From left to right: Tessie Johnson, assistant technical director of radiology; Emma Green, volunteer services secretary; Donna Donaldson, director of respiratory therapy; and Anita Shirah, human resource manager

Employees at the University of South Alabama Medical Center compiled their favorite family recipes to be included in the Medical Center's cookbook, "Southern Comfort."

Copies of the cookbook are available for $15 at the USA Medical Center gift shop. Proceeds from this sale are donated to patients in need at the USA Medical Center.

Limited quantities available. For more information, contact Emma Green at (251) 471-7265.

Reminder: December Med School Café

The December Med School Café lecture will feature interventional neurologist Dr. Steve Cordina, assistant professor of neurology at the University of South Alabama College of Medicine and medical director for the USA Stroke Center.

His lecture, titled “Get Smart with Stroke,” will take place Dec. 15, 2011, at the Mobile Museum of Art in Mobile. Lunch will be served at 11:30 a.m., and the presentation begins at noon.

Dr. Cordina, who is the first interventional neurologist to be based in the Mobile region, will discuss new treatments and interventions available for stroke victims, as well as prevention strategies.

Dr. Cordina earned his medical degree from the University of Malta in Msida, Malta. He completed his residency training in neurology at the University of Medicine and Dentistry of New Jersey Department of Neurology and Neurosciences in Newark, N.J. This was followed by a vascular neurology fellowship at the University of Minnesota.

The Mobile Museum of Art is located at 4850 Museum Drive in Mobile.

The Med School Café lecture and lunch are provided free of charge, but reservations are required. For more information or to make reservations, please call Kim Partridge at (251) 460-7770 or e-mail

Med School Café is a free community lecture series sponsored by the USA Physicians Group. Each month, faculty from the USA College of Medicine share their expertise on a specific medical condition, providing insight on the latest treatment available.

Holiday Toy Drive A Success

The University of South Alabama Medical Center assisted the Dumas Wesley Community Center this year with donations for the Community Center's Christmas Toy Store.

Toys were collected in each department at the USA Medical Center for transport to the Dumas Wesley Community Center.

Donated toys are sold to pre-qualified Crichton residents at greatly reduced prices.
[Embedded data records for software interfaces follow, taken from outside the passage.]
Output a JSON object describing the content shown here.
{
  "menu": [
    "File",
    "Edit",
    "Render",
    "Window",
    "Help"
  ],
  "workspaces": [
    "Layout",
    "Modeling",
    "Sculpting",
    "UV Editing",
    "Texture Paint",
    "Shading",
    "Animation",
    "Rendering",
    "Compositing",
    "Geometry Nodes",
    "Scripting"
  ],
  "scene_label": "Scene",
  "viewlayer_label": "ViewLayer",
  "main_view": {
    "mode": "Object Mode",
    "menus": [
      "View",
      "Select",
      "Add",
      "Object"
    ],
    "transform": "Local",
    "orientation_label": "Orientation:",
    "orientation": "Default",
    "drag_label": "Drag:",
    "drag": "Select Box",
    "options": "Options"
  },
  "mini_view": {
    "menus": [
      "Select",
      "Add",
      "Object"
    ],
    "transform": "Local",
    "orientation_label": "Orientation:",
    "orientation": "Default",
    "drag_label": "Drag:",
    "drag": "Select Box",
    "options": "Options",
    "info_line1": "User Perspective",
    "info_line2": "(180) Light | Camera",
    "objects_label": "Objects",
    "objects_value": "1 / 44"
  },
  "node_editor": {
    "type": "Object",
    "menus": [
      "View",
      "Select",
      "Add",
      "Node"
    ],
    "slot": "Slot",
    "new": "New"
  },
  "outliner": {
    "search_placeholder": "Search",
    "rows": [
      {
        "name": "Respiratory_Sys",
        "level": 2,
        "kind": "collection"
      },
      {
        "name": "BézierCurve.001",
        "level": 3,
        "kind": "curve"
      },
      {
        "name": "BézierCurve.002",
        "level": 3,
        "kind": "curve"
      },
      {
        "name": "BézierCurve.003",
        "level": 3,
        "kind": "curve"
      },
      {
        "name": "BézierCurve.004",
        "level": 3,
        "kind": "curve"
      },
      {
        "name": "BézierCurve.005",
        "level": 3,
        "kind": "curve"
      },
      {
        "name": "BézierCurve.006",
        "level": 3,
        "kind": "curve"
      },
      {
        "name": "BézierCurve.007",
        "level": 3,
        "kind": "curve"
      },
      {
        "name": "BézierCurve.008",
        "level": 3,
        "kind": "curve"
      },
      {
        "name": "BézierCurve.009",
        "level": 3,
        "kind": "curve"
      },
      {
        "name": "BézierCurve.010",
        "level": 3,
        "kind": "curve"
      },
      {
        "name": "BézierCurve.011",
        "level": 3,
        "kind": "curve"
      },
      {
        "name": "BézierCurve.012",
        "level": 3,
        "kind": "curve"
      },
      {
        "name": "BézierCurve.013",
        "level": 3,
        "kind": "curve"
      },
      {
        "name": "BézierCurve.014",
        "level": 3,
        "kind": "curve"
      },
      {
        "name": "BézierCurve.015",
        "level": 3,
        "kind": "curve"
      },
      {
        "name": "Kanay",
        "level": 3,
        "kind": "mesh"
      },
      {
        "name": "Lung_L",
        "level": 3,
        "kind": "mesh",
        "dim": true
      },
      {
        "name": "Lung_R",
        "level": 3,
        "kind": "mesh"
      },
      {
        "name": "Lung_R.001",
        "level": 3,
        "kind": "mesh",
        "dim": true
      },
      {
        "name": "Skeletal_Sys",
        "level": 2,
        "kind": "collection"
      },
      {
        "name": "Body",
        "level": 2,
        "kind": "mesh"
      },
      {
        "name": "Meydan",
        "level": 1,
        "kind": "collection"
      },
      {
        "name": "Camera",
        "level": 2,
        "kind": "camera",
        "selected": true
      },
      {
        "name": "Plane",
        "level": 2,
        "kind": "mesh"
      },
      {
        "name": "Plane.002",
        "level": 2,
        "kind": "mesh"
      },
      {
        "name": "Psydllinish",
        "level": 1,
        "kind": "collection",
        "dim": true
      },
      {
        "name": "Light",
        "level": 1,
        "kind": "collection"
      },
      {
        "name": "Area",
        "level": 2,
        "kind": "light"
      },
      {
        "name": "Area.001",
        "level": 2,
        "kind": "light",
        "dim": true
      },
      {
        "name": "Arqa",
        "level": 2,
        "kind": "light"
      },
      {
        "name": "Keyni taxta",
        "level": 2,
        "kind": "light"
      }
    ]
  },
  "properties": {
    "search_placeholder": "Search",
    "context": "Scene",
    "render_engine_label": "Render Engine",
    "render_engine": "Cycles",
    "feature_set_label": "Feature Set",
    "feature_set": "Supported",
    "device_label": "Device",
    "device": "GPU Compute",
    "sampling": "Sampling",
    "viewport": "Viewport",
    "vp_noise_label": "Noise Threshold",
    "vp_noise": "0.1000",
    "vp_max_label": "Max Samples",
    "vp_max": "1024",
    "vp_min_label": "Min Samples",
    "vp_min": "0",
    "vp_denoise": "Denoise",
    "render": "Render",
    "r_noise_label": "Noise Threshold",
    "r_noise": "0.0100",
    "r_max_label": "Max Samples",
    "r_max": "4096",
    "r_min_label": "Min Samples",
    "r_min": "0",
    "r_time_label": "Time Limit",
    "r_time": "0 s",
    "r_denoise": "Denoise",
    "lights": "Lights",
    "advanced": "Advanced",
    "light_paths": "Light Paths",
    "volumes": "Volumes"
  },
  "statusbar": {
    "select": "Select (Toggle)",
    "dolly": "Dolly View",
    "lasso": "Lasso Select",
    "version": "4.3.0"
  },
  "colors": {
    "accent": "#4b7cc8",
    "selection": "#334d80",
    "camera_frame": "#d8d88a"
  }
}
The money generated from the toy sales goes to help other distressed community members with emergency needs.

The USA Medical Center began working with the Dumas Wesley Community Center on the Christmas Toy Store close to six years ago and has made the store an annual project in providing toys, books, and accessories.

Last year, donations from USA enabled the center to assist more than 100 families.